insist on this, as should those in every state
that has adopted these standards.

Other states, like Kentucky, and cities, like
Cleveland are trying. In Cleveland, back in 2010,
the education community came together to jointly
develop a detailed rollout plan for the Common
Core State Standards. Their plan calls for a
three-year period to build an infrastructure for
the Common Core so that they can implement it
fully in the fourth year. It includes not just a
commitment, but concrete steps to develop
curricula and carve out time for school-based
professional development and peer support. Even
in their tough economic climate, they found funds
to make it happen.

The Common Core standards have the potential to
be a once-in-a-generation revolution in
education, and Cleveland's implementation plan
reflects that.
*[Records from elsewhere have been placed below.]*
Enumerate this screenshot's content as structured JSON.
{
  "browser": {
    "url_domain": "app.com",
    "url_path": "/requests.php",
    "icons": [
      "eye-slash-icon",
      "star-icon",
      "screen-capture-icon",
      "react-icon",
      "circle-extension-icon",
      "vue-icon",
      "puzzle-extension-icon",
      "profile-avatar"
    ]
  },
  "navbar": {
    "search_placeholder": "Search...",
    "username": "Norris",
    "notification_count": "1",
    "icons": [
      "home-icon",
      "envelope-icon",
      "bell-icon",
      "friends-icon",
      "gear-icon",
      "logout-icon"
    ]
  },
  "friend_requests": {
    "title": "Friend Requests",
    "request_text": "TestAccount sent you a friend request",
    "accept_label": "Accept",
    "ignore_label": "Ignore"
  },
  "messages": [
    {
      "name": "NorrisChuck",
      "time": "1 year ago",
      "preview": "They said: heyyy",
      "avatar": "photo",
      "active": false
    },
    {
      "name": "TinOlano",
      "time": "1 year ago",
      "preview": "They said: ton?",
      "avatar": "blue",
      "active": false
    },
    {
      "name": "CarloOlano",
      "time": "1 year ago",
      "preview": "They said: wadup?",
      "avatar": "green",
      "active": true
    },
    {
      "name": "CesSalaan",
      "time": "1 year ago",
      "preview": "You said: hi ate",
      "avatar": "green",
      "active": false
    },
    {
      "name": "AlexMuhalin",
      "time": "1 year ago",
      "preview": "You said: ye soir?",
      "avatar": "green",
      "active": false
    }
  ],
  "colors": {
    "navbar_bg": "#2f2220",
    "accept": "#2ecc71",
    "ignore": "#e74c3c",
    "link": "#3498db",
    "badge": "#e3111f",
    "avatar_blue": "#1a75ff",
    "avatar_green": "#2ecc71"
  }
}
I'm not saying its approach is
perfect for every state or district, but an
approach that has time and resources and
commitment behind it-a plan in which everyone
knows his or her part-should be the standard, not
the exception.

When students complete only a small fraction of
the tasks required of them, they get a failing
grade. Yet when officials responsible for
implementing the CCSS fail to do what's required
of them, it's students, schools and teachers who
pay the price. That's wrong.

Everyone who has a responsibility for our
children's education has to take responsibility
for making sure the Common Core is supported,
implemented and then evaluated correctly. That's
what making accountability real means.

So I come back to these standards. Revolution? Or dustbin?

This is our chance to realize the purpose of
public education-to instill skills and knowledge,
a love of learning; to foster an informed and
engaged citizenry; to build a stronger nation.
This is our chance to ensure that every child can
not just read, write and compute-but think,
problem-solve, work in teams and be confident
about their place in the world. This is our
chance to reverse growing achievement gaps by
attending to the huge opportunity gaps and giving
all kids the supports they need to achieve these

This is our chance-and it must be our choice-to
get this right. Rhetoric about urgency can't
trump quality, equity and sustainability.

Part of why I've come home to New York to make
this argument is because I believe they simply
don't get it in Washington. They don't
understand-as I believe you do-that if we fail to
get this right, your mission of a better New York
and our shared mission of a better America will
be that much harder to achieve.

If we're able to step on the accelerator of
high-quality implementation and put the brakes on
the stakes, we can take advantage of this
opportunity and guarantee that deeper and more
rigorous standards will help lead to higher
achievement for all our children.

Thank you.

TAKE ACTION: Tell U.S. Secretary of Education,
Arne Duncan, and your state commission of
education to support a moratorium on high stakes
connected to Common Core assessments --
Jerry P. Becker
Dept. of Curriculum & Instruction
Southern Illinois University
625 Wham Drive
Mail Code 4610
Carbondale, IL 62901-4610
Phone: (618) 453-4241 [O]
(618) 457-8903 [H]
Fax: (618) 453-4244